### WORK TO BE COMPLETED:
What this exercise calls for is an exact copy of the data.

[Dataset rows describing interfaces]
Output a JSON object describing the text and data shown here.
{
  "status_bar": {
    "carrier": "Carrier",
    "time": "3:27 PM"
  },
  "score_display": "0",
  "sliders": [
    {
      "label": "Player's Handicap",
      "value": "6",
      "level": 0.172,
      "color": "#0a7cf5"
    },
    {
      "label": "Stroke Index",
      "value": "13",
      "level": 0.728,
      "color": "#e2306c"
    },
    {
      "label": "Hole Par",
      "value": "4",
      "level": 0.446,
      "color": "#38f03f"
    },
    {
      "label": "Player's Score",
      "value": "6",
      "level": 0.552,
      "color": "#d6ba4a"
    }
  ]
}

### OUTPUT BELOW:
Output a JSON object describing the text and data shown here.
{
  "status_bar": {
    "carrier": "Carrier",
    "time": "3:27 PM"
  },
  "score_display": "0",
  "sliders": [
    {
      "label": "Player's Handicap",
      "value": "6",
      "level": 0.172,
      "color": "#0a7cf5"
    },
    {
      "label": "Stroke Index",
      "value": "13",
      "level": 0.728,
      "color": "#e2306c"
    },
    {
      "label": "Hole Par",
      "value": "4",
      "level": 0.446,
      "color": "#38f03f"
    },
    {
      "label": "Player's Score",
      "value": "6",
      "level": 0.552,
      "color": "#d6ba4a"
    }
  ]
}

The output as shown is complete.